■ Instructions to follow ■
Nothing but a number is wanted: the count of lines in the records below that include "structure".

Source data section start

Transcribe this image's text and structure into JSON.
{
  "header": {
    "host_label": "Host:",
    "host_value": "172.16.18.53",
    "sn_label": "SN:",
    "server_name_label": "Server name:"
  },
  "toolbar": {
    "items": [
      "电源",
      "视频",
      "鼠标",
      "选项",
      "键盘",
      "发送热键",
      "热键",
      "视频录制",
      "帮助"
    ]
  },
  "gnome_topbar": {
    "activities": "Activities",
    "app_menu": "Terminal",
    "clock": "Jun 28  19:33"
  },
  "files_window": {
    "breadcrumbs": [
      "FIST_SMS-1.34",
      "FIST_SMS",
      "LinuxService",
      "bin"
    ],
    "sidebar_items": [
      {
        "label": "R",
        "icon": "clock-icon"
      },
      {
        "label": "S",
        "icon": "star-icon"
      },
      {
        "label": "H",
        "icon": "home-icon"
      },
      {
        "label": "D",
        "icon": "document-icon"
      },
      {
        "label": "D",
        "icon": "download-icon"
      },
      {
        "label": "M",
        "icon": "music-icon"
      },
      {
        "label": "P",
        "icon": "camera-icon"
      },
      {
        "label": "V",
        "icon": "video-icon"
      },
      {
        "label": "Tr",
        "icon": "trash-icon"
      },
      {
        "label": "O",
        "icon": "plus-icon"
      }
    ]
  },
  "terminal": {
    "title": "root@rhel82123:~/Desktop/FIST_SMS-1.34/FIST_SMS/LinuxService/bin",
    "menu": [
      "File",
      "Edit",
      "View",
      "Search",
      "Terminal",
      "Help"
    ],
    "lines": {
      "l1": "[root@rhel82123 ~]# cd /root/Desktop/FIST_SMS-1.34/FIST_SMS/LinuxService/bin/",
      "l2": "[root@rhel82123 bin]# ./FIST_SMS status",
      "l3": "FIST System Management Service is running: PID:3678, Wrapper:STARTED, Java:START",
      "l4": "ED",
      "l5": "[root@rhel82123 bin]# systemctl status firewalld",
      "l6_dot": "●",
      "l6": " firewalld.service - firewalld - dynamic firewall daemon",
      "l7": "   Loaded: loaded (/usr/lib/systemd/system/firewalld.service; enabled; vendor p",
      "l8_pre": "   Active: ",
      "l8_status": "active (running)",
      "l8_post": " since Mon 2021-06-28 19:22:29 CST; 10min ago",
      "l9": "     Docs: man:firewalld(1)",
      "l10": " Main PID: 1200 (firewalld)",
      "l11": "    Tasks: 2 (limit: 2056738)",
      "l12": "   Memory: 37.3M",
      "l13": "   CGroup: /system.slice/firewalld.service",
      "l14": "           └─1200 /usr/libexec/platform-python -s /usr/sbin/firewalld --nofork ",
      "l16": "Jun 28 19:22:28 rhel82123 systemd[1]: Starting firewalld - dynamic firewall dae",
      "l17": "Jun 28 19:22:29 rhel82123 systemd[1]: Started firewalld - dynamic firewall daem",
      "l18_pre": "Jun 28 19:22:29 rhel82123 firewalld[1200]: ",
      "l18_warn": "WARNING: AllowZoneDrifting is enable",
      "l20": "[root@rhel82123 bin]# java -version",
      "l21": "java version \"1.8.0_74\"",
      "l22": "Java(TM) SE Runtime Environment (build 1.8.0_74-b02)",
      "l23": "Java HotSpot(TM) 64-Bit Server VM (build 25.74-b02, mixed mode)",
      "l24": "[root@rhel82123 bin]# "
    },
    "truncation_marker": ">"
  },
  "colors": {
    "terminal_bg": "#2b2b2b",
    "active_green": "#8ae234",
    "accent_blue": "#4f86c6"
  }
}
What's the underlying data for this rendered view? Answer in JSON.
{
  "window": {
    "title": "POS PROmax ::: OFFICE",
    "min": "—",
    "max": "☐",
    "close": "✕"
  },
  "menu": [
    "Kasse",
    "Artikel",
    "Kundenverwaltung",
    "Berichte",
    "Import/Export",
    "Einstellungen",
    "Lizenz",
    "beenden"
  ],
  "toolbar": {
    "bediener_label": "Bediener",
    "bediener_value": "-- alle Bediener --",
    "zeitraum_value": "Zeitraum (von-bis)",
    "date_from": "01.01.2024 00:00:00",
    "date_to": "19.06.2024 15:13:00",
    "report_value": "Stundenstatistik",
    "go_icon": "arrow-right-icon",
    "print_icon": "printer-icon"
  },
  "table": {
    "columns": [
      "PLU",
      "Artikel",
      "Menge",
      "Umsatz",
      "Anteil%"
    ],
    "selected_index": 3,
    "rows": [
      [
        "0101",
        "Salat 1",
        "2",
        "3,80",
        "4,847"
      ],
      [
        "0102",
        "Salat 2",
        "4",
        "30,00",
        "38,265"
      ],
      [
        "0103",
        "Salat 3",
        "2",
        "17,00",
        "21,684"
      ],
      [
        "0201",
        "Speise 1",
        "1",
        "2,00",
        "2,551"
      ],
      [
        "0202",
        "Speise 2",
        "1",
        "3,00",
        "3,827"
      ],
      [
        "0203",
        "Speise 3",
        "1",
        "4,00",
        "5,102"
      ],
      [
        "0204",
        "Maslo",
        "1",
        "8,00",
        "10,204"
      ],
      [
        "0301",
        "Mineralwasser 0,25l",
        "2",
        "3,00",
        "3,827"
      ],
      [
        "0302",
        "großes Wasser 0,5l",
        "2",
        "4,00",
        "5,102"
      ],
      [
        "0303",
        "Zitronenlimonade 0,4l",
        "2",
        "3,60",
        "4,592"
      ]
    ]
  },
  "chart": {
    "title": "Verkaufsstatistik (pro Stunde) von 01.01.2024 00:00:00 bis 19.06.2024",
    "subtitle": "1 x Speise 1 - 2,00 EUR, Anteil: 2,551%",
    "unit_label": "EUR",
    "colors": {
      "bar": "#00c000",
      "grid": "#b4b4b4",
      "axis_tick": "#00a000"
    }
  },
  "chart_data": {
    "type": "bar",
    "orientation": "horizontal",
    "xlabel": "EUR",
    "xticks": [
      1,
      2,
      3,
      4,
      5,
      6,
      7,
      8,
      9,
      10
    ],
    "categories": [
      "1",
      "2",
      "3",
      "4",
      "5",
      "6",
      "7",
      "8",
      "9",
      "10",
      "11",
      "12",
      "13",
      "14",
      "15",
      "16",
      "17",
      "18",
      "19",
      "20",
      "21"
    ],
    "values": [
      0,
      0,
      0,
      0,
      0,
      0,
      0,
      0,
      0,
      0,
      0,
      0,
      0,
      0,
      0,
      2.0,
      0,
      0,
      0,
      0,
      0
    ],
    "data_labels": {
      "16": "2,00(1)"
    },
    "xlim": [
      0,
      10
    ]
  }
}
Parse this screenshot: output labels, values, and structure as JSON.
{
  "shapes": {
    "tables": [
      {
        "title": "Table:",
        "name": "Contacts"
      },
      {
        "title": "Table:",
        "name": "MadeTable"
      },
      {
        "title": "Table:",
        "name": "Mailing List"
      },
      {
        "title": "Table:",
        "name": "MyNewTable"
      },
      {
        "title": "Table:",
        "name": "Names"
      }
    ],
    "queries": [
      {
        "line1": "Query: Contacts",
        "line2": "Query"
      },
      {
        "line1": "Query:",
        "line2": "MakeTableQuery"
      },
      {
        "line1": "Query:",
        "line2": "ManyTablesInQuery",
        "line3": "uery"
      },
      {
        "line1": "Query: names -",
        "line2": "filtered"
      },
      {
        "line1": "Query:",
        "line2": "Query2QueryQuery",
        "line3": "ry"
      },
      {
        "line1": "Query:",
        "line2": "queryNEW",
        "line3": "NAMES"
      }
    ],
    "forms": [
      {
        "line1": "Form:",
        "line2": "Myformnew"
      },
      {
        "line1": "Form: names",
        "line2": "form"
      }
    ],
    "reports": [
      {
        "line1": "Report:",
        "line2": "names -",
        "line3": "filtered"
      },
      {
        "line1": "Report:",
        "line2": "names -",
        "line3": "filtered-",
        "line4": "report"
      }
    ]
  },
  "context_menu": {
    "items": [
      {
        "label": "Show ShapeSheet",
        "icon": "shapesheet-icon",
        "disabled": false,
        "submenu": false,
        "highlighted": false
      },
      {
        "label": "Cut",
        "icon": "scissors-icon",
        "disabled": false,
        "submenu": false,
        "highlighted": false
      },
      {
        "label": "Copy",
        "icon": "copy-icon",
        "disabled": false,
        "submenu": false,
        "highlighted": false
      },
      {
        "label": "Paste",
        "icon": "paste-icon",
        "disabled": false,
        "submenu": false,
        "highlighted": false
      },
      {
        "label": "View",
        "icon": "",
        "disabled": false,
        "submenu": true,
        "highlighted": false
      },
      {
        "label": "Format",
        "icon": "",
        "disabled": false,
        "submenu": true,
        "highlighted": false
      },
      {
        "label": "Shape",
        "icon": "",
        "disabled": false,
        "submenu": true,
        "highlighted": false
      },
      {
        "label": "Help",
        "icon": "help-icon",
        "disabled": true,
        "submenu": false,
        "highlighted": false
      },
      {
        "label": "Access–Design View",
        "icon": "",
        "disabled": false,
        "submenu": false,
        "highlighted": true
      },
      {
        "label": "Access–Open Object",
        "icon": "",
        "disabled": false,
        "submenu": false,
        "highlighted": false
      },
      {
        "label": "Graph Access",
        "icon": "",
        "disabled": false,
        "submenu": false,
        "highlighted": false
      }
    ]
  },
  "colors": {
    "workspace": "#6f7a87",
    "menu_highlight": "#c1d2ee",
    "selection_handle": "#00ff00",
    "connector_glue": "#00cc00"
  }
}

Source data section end

■ Task response ■
2